But President Trump, who loves to say the unsayable, might take welfare reform a step beyond workfare. Times have changed since 1996, and not just from an economic point of view. With the stigma on illegitimacy gone, probably forever—so much so that political correctness forbids even the word—if a woman wants to have a baby out of wedlock, and has the money or the talent to raise the child decently, Western culture no longer minds, hard as it is to raise a kid on one’s own. Conservatives have lost that battle of the culture wars, along with many others, and Trump is hardly the man to refight this one. But what does remain morally distasteful to most Americans, even if they vaguely support the idea of reparations for blacks, is to demand money from your neighbors to support a baby you knew you couldn’t afford to raise—holding him or her as a kind of hostage. “Pay me, or the baby starves!”
The answer should be no. Such a demand is flat-out wrong. Your neighbors have their own problems paying their own bills, and in the twenty-first century this is not the only option. With birth control cheap and universally available, getting pregnant is a choice, for which you are responsible. In an age when legal abortion (and Vladimir Putin’s ban on U.S. adoptions of Russian kids) has made adoptable babies scarce, and when the legalization of gay marriage and gay adoption has increased demand, babies face a large universe of potential adoptive parents able to raise and love them. A pregnant single woman who does not want an abortion but can’t afford to house, feed, and nurture a child, should give her baby up for adoption.
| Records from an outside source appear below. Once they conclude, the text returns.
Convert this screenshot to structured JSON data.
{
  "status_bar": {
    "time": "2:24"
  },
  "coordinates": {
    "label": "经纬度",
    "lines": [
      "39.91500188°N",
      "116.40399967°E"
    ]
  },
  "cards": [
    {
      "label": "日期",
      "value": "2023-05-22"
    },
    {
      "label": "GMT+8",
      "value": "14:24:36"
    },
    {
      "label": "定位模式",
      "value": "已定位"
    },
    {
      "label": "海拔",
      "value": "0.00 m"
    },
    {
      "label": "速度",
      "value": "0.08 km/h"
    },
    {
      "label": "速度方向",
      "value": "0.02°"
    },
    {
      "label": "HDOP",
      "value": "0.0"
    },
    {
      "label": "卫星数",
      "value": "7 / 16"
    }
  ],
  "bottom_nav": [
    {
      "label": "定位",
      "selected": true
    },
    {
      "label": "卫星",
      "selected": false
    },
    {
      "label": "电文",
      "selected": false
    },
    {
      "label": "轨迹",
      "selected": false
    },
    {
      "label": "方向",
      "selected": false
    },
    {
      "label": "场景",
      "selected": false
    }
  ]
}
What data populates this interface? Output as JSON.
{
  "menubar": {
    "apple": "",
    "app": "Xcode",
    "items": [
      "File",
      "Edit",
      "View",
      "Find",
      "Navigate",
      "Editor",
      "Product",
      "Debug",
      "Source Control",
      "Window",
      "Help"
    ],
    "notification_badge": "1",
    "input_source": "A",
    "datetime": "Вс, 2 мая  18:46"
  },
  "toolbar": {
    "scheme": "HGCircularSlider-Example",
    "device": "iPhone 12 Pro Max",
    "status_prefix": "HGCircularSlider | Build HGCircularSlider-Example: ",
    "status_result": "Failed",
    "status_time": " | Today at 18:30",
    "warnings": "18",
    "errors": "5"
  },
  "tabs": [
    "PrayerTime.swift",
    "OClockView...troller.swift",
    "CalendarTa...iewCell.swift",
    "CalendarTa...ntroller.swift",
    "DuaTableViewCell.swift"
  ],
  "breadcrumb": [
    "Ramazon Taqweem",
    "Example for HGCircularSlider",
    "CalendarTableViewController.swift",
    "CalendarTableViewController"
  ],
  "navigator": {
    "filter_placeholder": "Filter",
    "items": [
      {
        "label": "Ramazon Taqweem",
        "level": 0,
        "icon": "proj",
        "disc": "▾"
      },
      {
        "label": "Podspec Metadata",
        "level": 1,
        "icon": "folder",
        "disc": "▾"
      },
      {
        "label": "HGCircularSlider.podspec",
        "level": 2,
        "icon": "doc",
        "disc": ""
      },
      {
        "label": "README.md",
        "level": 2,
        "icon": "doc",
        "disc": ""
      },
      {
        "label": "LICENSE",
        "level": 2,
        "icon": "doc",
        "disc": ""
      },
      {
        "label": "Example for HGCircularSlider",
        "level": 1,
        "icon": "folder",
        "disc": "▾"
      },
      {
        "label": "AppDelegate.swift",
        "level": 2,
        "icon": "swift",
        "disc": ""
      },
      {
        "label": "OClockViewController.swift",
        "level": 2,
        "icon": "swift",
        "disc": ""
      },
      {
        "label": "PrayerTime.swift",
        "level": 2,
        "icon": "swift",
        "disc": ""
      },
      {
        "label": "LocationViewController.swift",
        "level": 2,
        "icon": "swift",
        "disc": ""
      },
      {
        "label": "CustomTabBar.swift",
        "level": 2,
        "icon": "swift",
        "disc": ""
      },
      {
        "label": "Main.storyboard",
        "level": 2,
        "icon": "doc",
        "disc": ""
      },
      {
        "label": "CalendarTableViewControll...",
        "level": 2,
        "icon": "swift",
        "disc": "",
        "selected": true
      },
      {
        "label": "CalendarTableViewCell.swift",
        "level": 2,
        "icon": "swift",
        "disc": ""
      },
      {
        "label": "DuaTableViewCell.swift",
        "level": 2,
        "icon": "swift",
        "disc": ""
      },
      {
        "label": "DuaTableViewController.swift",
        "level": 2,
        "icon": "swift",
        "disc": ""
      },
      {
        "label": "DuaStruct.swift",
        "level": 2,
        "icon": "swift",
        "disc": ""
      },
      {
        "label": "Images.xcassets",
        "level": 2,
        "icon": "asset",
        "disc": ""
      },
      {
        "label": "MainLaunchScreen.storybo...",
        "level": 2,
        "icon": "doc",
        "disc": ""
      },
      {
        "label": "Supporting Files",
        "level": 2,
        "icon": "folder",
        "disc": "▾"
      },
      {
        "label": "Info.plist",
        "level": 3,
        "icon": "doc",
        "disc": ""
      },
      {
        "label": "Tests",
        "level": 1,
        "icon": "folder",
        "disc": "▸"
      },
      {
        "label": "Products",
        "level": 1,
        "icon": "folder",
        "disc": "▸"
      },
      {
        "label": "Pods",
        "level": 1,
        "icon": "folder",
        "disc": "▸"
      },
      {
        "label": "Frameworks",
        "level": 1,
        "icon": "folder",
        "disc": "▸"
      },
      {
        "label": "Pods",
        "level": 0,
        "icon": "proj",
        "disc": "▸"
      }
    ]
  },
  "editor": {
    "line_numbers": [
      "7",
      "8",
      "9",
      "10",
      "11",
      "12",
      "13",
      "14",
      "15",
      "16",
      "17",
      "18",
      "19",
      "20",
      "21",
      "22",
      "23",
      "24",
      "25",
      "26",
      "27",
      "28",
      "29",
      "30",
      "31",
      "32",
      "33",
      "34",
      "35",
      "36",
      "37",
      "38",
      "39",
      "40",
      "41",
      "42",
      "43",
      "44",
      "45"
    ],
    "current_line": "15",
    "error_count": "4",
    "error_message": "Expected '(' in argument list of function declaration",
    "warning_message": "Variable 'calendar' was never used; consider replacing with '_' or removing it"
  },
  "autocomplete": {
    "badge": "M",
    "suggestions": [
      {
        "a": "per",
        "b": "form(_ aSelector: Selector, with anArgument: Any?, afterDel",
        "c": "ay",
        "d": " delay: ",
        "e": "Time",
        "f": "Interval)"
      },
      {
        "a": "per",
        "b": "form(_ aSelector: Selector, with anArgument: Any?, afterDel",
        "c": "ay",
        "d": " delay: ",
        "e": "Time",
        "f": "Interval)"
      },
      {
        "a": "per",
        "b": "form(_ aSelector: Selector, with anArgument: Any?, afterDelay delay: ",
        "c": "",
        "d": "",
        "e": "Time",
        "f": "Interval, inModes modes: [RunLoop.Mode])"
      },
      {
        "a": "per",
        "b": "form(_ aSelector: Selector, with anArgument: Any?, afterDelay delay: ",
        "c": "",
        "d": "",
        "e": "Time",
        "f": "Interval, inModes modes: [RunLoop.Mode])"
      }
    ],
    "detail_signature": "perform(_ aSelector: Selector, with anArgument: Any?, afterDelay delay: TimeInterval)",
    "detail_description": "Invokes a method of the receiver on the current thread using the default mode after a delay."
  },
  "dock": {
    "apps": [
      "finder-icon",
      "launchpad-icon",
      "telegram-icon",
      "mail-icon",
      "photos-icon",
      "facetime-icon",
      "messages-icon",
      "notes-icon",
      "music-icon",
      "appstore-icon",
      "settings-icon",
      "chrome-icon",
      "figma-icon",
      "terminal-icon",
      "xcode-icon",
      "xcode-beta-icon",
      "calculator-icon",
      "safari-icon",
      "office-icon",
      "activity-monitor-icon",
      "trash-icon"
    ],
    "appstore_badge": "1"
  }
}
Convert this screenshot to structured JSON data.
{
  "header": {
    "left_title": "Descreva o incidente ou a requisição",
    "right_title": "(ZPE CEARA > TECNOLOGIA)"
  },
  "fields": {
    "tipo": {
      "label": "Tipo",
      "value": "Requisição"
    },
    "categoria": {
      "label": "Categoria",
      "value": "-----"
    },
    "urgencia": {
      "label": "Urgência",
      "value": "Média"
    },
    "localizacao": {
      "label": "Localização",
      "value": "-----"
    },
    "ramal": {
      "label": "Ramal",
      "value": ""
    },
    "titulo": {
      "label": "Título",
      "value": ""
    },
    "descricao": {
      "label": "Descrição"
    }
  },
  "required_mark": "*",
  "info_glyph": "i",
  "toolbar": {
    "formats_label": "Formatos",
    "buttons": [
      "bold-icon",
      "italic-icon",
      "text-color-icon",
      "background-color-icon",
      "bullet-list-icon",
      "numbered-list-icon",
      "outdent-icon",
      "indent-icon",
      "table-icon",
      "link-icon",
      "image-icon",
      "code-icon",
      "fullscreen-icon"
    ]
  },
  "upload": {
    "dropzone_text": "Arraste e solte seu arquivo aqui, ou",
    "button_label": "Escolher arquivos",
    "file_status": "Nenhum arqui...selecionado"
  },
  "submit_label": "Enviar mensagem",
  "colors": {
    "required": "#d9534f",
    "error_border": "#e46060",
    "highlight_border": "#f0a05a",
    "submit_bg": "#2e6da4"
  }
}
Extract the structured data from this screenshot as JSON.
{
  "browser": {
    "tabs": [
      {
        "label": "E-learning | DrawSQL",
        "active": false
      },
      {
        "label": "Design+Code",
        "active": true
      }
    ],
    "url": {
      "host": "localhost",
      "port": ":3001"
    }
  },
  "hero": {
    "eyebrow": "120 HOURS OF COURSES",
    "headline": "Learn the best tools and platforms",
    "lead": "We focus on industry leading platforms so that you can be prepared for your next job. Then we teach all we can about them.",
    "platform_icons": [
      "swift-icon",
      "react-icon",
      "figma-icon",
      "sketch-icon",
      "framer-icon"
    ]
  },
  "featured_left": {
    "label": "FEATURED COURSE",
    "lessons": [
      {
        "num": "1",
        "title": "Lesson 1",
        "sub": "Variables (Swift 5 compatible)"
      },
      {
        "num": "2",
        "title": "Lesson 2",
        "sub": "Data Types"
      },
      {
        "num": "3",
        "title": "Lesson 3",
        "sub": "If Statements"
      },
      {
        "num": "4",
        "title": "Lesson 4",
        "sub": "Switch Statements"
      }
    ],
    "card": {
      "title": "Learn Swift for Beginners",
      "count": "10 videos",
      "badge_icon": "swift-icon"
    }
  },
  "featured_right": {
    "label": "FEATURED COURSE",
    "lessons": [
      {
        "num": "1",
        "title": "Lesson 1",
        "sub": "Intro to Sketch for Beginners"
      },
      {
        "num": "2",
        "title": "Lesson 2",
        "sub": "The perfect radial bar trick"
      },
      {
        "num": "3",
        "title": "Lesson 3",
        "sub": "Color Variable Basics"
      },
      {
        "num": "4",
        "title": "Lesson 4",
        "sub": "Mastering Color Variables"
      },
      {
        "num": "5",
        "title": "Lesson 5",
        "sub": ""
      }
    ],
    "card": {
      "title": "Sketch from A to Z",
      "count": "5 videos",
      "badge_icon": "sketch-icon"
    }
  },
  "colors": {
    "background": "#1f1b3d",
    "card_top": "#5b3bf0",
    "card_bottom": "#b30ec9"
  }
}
In any event, she should not have the unjust alternative of dragooning her taxpaying neighbors into paying her a salary for having an out-of-wedlock child.
Retrieved April 23, 2018 from https://www.city-journal.org/html/project-freedom-15831.html